If you spend any time at all on your boat away from shore power you quickly find out if your power needs are met or not. Lights, VHF radio, instruments, or worst yet a fridge or freezer all draw power from your batteries when you are not plugged in with a charger running. This means you need another way to charge your batteries. With so many options to choose from it can be hard to know the right option for you. On a boat we are limited by space and often budget so making the right choice from the start really matters.
At the top of the list because for someone who wants to spend long stretches away from civilization I believe Solar is the best option. After the initial investment and installation cost, solar ends up being Almost Free Energy or pretty close to it. Replacement cost of weather beaten, highly vibrated, salt soaked solar makes me say “almost free” because depending on the quality you choose to purchase they may not last as long as hoped. Solar tends to be the bulk of any cruiser’s energy production but many like to supplement it with another charging source as Solar only outputs close to its full power for 3 to 4 hours at mid day if your panels are well ventilated and pointed just towards the sun. With efficiency of panels increasing over the last few decades you get even more usable power per square foot.
In many areas out on the water the wind is pretty consistent making a wind generator or turbine another choice to help those batteries stay happily charged. Unlike solar, wind can produce power at night and during cloudy days (solar produces much less when it’s overcast). At night with a good breeze and little land blocking the wind you might wake up to find your batteries are already floating and topped up. Using wind to produce energy has a few drawbacks that made me ditch our turbine instead of replacing all the parts it needed. Which leads me to the main downside to wind power, too many moving parts and expensive replacement costs. Between blades, controllers, motor parts, and bearings all exposed to the elements something is bound to fail. If you don’t have an expensive spare on hand your batteries have no power. After realising that almost every part except the housing would need replacing on our wind turbine making it both more expensive and more maintenance in the long run compared to adding a few more panels. We like to anchor in protected waters when the wind kicks up above 15 kts. Typically hiding behind an island sometimes completely protected from the wind.This makes a wind generator less than ideal because it produces so much less in light turbulent wind.

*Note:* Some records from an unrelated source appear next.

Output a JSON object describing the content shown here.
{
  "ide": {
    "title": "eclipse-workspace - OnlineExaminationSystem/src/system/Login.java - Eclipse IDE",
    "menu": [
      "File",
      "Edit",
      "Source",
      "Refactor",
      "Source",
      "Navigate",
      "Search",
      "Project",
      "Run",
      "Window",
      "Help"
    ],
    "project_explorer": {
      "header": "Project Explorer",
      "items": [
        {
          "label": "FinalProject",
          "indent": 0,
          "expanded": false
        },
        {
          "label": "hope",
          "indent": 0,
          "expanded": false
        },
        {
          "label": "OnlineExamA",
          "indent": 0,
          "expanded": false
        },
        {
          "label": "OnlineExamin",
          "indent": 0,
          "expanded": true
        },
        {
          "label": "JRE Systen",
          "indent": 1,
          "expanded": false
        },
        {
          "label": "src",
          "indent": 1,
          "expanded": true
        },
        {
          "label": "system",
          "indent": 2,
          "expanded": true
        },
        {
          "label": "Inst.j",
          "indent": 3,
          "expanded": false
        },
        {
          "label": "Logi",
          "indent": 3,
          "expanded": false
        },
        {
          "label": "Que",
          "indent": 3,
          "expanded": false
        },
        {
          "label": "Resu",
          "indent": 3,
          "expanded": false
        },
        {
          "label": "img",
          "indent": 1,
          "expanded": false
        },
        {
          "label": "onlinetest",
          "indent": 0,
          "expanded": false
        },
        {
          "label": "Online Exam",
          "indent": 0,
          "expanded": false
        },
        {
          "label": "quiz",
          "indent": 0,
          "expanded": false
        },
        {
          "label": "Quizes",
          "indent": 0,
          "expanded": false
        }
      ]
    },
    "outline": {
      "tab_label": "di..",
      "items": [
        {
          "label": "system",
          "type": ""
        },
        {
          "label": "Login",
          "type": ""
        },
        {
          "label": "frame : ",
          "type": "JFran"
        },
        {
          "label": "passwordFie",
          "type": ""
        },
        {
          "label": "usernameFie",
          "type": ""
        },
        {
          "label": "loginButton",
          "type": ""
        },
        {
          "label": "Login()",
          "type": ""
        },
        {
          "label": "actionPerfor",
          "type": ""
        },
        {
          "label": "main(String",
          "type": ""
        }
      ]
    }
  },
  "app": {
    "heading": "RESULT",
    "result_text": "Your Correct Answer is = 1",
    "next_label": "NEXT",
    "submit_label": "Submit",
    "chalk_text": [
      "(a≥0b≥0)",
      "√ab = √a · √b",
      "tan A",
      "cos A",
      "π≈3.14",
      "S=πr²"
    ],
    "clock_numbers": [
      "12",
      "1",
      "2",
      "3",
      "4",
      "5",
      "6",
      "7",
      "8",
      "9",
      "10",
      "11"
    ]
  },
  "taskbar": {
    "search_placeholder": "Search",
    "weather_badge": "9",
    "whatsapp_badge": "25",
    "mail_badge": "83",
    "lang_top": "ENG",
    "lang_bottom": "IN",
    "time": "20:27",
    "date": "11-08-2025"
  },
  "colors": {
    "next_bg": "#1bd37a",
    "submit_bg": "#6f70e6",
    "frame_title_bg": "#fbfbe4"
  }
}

Combined with a battery charger a generator might be a perfect option if you are a weekend sailor and do not plan to spend much time away from dock. Although I believe most boats can benefit from having at least some solar onboard. A small generator will likely cost less than installing Solar in the short term especially if you only use the boat a few times a season. They also have the added bonus of being able run higher power draw needs like microwaves, watermakers, stovetops, kettles, etc without draining your batteries. Of course the downside is having to listen to your generator instead of the nature around you and maybe annoying a few people in the anchorage depending when you decide to fire it up. (I wont get into the environmental aspect because all enery production even green requires fossil fuels.) They can be great as a backup charging source if your other charging devices are not putting out enough to keep up. We are adding a small 2kw generator to our new sailboat for those weeks of rain when our solar can’t keep up.
Sometimes you need to run the engine anyway so why not charge the batteries while doing it. Most larger boats have an alternator mounted on the engine which produces power when the engine is running. The issue with using this as your only charging method is it puts unnecessary wear and tear on the engine not to mention the sound of an engine isn’t that nice to listen to while trying to top off your batteries. Also running an engine to finish topping off your battery bank means you are burning a lot of fuel for very little as the batteries will not take as much charge as when they are lower. If you are going to run your engine or generator to charge and you have solar as well it is best to do it in the morning as you will get the most out of the fuel burnt when your batteries are lower. Then allow your solar or wind to finish off the charge.
Methanol Fuel Cell, Hydro, etc.:
There are other forms for charging coming out year after year as well as big improvements on existing technology. Unfortunately at this time, methanol fuel cells and hydro generation are not very cost effective ways of making energy. Hydro can give you a few more amps on a passage but even the best hydro generators that are easily retrofitted only produce up to 120W at 5 knots. Not worth the extra expense and maintenance cost if you can fit 1 more 100w panel onboard. A methanol fuel cell like a hydro generator costs more for energy produced compared to solar. After factoring in fuel and installation costs I don’t believe it’s worth it. I’m sure our boats in 10 or 15 years will have completely different ways of creating energy and storing it.
For now I will stick with Solar and be happy with cold beers, lights, a fridge and freezer full of good food with some power to spare for those rainy days. Keeping things simple is how we stay happy and out having adventures instead of in the boat yard fixing everything that will eventually break.
Cory and Alex share their adventure with weekly videos on their YouTube channel “Wildly Intrepid Sailing” and share stories on their website www.wildlyintrepid.com . Their dream is to travel the world and to live without any regrets.